Content starts

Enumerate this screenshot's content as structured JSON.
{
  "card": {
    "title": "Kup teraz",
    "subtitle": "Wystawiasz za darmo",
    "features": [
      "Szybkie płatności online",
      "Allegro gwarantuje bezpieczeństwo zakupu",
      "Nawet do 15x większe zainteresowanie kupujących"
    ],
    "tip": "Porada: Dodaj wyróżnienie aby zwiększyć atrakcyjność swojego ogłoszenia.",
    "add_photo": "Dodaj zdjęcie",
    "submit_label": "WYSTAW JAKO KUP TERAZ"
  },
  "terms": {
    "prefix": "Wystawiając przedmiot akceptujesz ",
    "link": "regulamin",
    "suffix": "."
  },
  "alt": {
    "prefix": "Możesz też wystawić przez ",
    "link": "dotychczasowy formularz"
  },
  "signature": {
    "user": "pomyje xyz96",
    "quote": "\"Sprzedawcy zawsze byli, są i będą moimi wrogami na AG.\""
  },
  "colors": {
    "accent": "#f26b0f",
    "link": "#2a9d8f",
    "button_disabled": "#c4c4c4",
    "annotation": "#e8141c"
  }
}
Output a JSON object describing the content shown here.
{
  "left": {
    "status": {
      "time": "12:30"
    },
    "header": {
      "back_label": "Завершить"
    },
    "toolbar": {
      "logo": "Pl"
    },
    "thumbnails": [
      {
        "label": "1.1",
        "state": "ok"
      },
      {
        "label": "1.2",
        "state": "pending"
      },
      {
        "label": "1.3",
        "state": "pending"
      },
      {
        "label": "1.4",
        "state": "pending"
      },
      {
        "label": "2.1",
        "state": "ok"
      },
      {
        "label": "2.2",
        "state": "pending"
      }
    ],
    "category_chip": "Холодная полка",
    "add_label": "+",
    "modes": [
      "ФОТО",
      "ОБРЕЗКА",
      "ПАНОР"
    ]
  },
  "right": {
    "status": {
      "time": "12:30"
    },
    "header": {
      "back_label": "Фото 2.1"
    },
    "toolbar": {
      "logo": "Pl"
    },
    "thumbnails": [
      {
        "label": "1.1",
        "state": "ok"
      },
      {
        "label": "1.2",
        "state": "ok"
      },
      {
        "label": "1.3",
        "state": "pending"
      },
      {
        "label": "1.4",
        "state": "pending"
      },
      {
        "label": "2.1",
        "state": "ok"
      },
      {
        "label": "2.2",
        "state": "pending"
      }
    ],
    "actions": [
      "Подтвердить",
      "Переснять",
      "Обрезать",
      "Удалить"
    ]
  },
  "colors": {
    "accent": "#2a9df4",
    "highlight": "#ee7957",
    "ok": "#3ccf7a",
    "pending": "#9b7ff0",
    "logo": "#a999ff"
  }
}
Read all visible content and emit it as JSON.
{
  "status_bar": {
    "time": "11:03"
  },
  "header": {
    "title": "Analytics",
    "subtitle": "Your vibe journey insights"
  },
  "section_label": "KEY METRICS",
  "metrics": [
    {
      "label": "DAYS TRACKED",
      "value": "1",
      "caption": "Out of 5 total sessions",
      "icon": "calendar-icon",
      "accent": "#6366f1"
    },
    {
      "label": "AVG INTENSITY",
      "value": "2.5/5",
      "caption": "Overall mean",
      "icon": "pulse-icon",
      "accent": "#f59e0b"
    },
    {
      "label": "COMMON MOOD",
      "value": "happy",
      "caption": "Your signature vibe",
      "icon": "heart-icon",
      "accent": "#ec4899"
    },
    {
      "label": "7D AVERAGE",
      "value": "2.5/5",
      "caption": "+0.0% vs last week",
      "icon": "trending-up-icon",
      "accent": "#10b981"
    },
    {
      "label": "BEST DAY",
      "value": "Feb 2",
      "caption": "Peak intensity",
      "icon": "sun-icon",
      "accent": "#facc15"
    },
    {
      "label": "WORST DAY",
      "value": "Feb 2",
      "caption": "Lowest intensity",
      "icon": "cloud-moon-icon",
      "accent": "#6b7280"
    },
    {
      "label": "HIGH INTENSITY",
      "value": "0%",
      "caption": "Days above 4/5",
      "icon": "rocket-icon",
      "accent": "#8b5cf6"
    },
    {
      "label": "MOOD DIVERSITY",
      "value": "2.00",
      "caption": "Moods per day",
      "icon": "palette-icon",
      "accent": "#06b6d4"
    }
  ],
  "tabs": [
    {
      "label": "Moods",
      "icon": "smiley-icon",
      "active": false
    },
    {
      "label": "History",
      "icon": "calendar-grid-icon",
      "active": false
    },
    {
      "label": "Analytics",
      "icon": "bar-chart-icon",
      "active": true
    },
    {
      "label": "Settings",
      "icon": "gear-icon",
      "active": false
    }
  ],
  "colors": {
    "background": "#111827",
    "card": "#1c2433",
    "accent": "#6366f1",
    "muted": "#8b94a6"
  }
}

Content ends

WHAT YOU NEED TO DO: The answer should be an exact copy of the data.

WRITTEN RESPONSE:
Enumerate this screenshot's content as structured JSON.
{
  "card": {
    "title": "Kup teraz",
    "subtitle": "Wystawiasz za darmo",
    "features": [
      "Szybkie płatności online",
      "Allegro gwarantuje bezpieczeństwo zakupu",
      "Nawet do 15x większe zainteresowanie kupujących"
    ],
    "tip": "Porada: Dodaj wyróżnienie aby zwiększyć atrakcyjność swojego ogłoszenia.",
    "add_photo": "Dodaj zdjęcie",
    "submit_label": "WYSTAW JAKO KUP TERAZ"
  },
  "terms": {
    "prefix": "Wystawiając przedmiot akceptujesz ",
    "link": "regulamin",
    "suffix": "."
  },
  "alt": {
    "prefix": "Możesz też wystawić przez ",
    "link": "dotychczasowy formularz"
  },
  "signature": {
    "user": "pomyje xyz96",
    "quote": "\"Sprzedawcy zawsze byli, są i będą moimi wrogami na AG.\""
  },
  "colors": {
    "accent": "#f26b0f",
    "link": "#2a9d8f",
    "button_disabled": "#c4c4c4",
    "annotation": "#e8141c"
  }
}
Output a JSON object describing the content shown here.
{
  "left": {
    "status": {
      "time": "12:30"
    },
    "header": {
      "back_label": "Завершить"
    },
    "toolbar": {
      "logo": "Pl"
    },
    "thumbnails": [
      {
        "label": "1.1",
        "state": "ok"
      },
      {
        "label": "1.2",
        "state": "pending"
      },
      {
        "label": "1.3",
        "state": "pending"
      },
      {
        "label": "1.4",
        "state": "pending"
      },
      {
        "label": "2.1",
        "state": "ok"
      },
      {
        "label": "2.2",
        "state": "pending"
      }
    ],
    "category_chip": "Холодная полка",
    "add_label": "+",
    "modes": [
      "ФОТО",
      "ОБРЕЗКА",
      "ПАНОР"
    ]
  },
  "right": {
    "status": {
      "time": "12:30"
    },
    "header": {
      "back_label": "Фото 2.1"
    },
    "toolbar": {
      "logo": "Pl"
    },
    "thumbnails": [
      {
        "label": "1.1",
        "state": "ok"
      },
      {
        "label": "1.2",
        "state": "ok"
      },
      {
        "label": "1.3",
        "state": "pending"
      },
      {
        "label": "1.4",
        "state": "pending"
      },
      {
        "label": "2.1",
        "state": "ok"
      },
      {
        "label": "2.2",
        "state": "pending"
      }
    ],
    "actions": [
      "Подтвердить",
      "Переснять",
      "Обрезать",
      "Удалить"
    ]
  },
  "colors": {
    "accent": "#2a9df4",
    "highlight": "#ee7957",
    "ok": "#3ccf7a",
    "pending": "#9b7ff0",
    "logo": "#a999ff"
  }
}
Read all visible content and emit it as JSON.
{
  "status_bar": {
    "time": "11:03"
  },
  "header": {
    "title": "Analytics",
    "subtitle": "Your vibe journey insights"
  },
  "section_label": "KEY METRICS",
  "metrics": [
    {
      "label": "DAYS TRACKED",
      "value": "1",
      "caption": "Out of 5 total sessions",
      "icon": "calendar-icon",
      "accent": "#6366f1"
    },
    {
      "label": "AVG INTENSITY",
      "value": "2.5/5",
      "caption": "Overall mean",
      "icon": "pulse-icon",
      "accent": "#f59e0b"
    },
    {
      "label": "COMMON MOOD",
      "value": "happy",
      "caption": "Your signature vibe",
      "icon": "heart-icon",
      "accent": "#ec4899"
    },
    {
      "label": "7D AVERAGE",
      "value": "2.5/5",
      "caption": "+0.0% vs last week",
      "icon": "trending-up-icon",
      "accent": "#10b981"
    },
    {
      "label": "BEST DAY",
      "value": "Feb 2",
      "caption": "Peak intensity",
      "icon": "sun-icon",
      "accent": "#facc15"
    },
    {
      "label": "WORST DAY",
      "value": "Feb 2",
      "caption": "Lowest intensity",
      "icon": "cloud-moon-icon",
      "accent": "#6b7280"
    },
    {
      "label": "HIGH INTENSITY",
      "value": "0%",
      "caption": "Days above 4/5",
      "icon": "rocket-icon",
      "accent": "#8b5cf6"
    },
    {
      "label": "MOOD DIVERSITY",
      "value": "2.00",
      "caption": "Moods per day",
      "icon": "palette-icon",
      "accent": "#06b6d4"
    }
  ],
  "tabs": [
    {
      "label": "Moods",
      "icon": "smiley-icon",
      "active": false
    },
    {
      "label": "History",
      "icon": "calendar-grid-icon",
      "active": false
    },
    {
      "label": "Analytics",
      "icon": "bar-chart-icon",
      "active": true
    },
    {
      "label": "Settings",
      "icon": "gear-icon",
      "active": false
    }
  ],
  "colors": {
    "background": "#111827",
    "card": "#1c2433",
    "accent": "#6366f1",
    "muted": "#8b94a6"
  }
}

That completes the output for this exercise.